■ INSTRUCTIONS FOR THE TASK: Each line of the records below that holds "Viewer" should be returned.

(Data records for software interfaces)
···

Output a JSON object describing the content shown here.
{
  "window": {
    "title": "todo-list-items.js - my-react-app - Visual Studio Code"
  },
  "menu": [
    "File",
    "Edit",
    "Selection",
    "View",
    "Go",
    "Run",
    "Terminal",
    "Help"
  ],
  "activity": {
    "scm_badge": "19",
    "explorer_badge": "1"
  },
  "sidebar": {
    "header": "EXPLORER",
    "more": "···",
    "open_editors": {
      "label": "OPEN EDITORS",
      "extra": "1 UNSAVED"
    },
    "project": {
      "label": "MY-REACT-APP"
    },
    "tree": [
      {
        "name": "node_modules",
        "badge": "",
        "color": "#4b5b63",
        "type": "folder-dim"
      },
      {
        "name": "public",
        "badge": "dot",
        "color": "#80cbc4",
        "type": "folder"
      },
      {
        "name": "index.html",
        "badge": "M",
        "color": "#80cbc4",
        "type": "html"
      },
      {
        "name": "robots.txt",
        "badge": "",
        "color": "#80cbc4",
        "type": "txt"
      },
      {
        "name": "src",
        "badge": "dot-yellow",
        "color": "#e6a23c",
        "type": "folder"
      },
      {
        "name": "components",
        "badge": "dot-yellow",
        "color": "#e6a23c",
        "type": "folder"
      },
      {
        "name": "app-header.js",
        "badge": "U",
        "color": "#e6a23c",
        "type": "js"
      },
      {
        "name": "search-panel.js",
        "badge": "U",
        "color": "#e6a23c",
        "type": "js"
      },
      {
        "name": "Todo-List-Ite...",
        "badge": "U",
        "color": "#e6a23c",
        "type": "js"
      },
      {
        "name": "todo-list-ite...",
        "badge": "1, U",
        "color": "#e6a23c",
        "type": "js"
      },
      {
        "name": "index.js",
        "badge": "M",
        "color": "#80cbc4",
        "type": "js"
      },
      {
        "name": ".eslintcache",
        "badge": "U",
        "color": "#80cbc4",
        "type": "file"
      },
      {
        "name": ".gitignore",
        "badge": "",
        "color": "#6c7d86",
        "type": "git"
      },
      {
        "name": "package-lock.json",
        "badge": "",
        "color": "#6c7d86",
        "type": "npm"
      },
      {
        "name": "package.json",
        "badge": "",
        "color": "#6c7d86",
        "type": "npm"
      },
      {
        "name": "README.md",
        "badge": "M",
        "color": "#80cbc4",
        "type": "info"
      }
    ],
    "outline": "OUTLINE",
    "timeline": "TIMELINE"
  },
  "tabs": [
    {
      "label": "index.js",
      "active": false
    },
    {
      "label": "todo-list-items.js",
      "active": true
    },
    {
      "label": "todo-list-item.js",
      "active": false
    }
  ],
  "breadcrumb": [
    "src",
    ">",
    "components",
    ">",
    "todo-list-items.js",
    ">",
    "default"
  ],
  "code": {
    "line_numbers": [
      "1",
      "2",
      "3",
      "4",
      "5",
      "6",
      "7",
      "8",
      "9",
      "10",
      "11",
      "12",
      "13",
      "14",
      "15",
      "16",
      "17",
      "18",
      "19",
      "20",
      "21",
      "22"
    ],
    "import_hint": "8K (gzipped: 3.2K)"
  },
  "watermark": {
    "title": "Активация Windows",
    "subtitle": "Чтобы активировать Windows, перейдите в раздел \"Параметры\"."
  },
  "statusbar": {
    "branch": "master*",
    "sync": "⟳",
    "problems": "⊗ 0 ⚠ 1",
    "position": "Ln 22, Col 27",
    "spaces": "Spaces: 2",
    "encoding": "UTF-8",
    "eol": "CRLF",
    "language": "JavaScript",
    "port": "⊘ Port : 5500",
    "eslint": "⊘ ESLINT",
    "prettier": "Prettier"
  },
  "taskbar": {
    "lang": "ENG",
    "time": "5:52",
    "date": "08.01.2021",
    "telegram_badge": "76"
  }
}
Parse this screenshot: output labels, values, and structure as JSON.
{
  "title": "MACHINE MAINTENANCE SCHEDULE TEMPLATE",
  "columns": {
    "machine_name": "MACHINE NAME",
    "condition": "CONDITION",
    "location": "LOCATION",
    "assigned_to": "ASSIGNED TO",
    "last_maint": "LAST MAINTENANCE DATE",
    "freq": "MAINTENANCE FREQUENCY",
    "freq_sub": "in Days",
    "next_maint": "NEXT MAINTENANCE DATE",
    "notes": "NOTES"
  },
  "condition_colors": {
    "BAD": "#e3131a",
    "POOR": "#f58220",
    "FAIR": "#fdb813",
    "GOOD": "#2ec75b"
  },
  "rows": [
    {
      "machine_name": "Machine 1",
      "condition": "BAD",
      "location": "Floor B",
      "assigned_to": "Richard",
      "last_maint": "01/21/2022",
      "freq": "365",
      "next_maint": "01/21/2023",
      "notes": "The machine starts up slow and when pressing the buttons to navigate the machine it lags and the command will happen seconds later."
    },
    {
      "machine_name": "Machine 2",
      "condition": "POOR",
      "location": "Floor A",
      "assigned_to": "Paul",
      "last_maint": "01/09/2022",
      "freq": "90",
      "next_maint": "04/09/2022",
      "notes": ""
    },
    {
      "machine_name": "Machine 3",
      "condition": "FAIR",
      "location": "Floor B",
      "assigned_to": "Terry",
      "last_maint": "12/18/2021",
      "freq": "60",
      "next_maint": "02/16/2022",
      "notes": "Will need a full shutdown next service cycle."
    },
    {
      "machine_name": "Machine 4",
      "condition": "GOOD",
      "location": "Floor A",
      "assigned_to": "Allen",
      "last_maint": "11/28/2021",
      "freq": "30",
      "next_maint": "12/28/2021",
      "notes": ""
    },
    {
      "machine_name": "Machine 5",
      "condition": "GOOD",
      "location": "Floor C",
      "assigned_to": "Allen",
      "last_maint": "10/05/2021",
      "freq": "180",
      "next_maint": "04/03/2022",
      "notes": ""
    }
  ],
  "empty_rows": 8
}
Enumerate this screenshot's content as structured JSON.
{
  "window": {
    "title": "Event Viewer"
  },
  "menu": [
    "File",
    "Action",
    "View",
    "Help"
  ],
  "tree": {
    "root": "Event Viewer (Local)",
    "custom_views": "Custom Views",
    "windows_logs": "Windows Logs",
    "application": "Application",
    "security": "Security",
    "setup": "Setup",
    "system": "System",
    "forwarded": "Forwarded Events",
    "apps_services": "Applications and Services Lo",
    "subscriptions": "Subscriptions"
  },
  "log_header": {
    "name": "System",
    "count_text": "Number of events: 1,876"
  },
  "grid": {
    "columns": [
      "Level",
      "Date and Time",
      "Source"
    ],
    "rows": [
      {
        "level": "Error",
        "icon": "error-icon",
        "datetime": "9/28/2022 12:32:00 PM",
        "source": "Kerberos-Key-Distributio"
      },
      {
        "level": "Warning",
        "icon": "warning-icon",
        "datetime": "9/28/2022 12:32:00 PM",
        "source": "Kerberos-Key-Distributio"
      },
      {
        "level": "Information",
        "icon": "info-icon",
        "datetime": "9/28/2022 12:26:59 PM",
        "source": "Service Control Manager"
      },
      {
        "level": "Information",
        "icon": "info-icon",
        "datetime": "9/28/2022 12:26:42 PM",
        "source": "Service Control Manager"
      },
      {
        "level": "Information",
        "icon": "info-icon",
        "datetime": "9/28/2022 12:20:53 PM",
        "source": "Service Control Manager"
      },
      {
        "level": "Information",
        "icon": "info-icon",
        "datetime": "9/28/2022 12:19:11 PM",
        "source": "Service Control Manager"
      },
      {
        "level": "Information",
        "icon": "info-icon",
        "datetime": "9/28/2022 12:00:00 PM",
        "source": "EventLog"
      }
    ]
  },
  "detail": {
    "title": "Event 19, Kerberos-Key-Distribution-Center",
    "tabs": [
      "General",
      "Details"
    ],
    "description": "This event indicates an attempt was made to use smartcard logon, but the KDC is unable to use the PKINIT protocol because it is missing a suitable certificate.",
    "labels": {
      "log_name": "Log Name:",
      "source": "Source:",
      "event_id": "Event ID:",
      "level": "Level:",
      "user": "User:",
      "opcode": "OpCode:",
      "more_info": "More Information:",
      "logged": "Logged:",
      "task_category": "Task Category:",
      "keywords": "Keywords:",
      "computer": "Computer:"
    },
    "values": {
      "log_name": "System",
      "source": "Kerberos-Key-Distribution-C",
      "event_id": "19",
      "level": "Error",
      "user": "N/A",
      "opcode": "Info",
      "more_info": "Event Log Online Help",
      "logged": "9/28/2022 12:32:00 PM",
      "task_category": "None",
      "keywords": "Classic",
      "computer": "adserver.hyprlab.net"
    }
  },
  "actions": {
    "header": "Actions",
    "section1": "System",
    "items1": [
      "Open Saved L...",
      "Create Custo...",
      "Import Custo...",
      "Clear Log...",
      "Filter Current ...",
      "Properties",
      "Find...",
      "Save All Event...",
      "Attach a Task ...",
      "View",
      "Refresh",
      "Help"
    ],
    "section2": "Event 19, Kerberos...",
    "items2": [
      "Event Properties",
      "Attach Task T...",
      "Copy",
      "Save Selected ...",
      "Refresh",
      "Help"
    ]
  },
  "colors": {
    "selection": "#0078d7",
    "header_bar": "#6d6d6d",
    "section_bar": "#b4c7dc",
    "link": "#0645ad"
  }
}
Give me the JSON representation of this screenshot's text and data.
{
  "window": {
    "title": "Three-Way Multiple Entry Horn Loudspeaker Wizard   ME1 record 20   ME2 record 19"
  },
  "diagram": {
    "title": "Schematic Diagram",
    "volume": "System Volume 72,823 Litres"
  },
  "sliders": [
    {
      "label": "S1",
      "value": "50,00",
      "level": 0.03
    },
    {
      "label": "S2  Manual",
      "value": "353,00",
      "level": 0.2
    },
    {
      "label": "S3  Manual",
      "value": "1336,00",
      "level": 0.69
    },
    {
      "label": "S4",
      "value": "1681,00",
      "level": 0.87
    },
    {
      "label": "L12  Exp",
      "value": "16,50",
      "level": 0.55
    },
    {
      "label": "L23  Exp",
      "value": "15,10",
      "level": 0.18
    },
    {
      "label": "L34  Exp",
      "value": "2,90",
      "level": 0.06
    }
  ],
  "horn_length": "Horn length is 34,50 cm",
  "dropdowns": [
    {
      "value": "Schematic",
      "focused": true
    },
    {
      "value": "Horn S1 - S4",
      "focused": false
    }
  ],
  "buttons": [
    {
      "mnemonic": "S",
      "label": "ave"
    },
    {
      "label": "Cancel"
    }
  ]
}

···

■ ANSWER BOX:
    "title": "Event Viewer"
    "root": "Event Viewer (Local)",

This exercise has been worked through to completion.